### Record set

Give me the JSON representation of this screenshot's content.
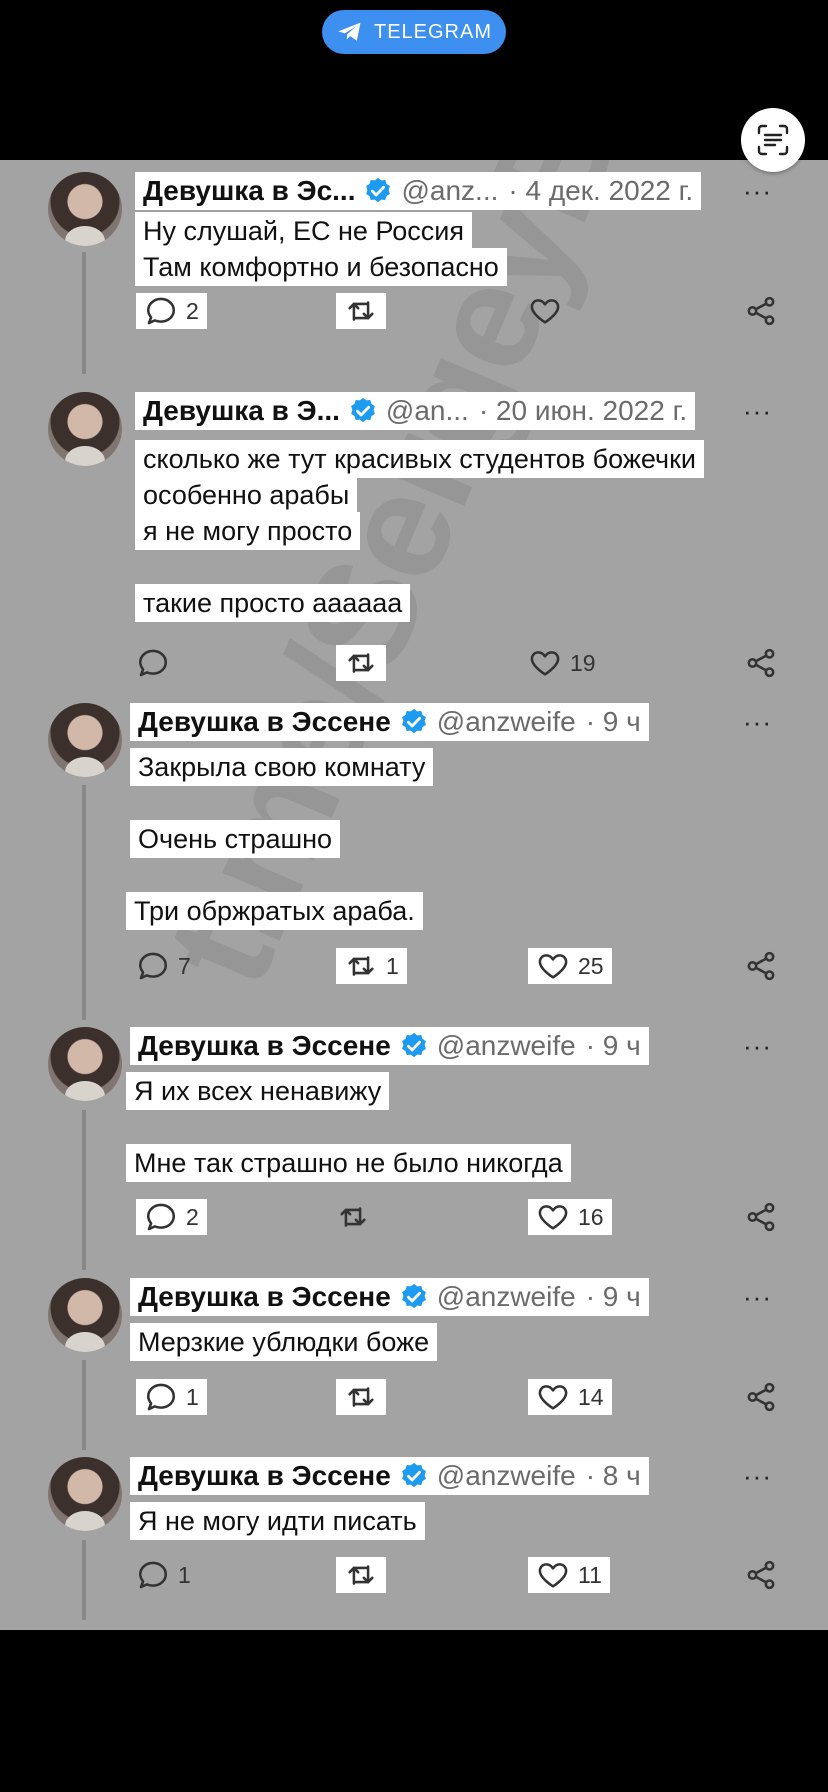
{
  "top": {
    "channel_label": "TELEGRAM"
  },
  "watermark": "t.me/SergeyBraska",
  "tweets": [
    {
      "name": "Девушка в Эс...",
      "handle": "@anz...",
      "time": "· 4 дек. 2022 г.",
      "lines": [
        "Ну слушай, ЕС не Россия",
        "Там комфортно и безопасно"
      ],
      "replies": "2",
      "retweets": "",
      "likes": ""
    },
    {
      "name": "Девушка в Э...",
      "handle": "@an...",
      "time": "· 20 июн. 2022 г.",
      "lines": [
        "сколько же тут красивых студентов божечки",
        "особенно арабы",
        "я не могу просто",
        "такие просто аааааа"
      ],
      "replies": "",
      "retweets": "",
      "likes": "19"
    },
    {
      "name": "Девушка в Эссене",
      "handle": "@anzweife",
      "time": "· 9 ч",
      "lines": [
        "Закрыла свою комнату",
        "Очень страшно",
        "Три обржратых араба."
      ],
      "replies": "7",
      "retweets": "1",
      "likes": "25"
    },
    {
      "name": "Девушка в Эссене",
      "handle": "@anzweife",
      "time": "· 9 ч",
      "lines": [
        "Я их всех ненавижу",
        "Мне так страшно не было никогда"
      ],
      "replies": "2",
      "retweets": "",
      "likes": "16"
    },
    {
      "name": "Девушка в Эссене",
      "handle": "@anzweife",
      "time": "· 9 ч",
      "lines": [
        "Мерзкие ублюдки боже"
      ],
      "replies": "1",
      "retweets": "",
      "likes": "14"
    },
    {
      "name": "Девушка в Эссене",
      "handle": "@anzweife",
      "time": "· 8 ч",
      "lines": [
        "Я не могу идти писать"
      ],
      "replies": "1",
      "retweets": "",
      "likes": "11"
    }
  ],
  "more_icon": "···",
  "colors": {
    "verified": "#1d9bf0",
    "telegram": "#3d8ff0",
    "background": "#a3a3a3"
  }
}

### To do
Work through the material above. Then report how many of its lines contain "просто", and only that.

### Written answer
2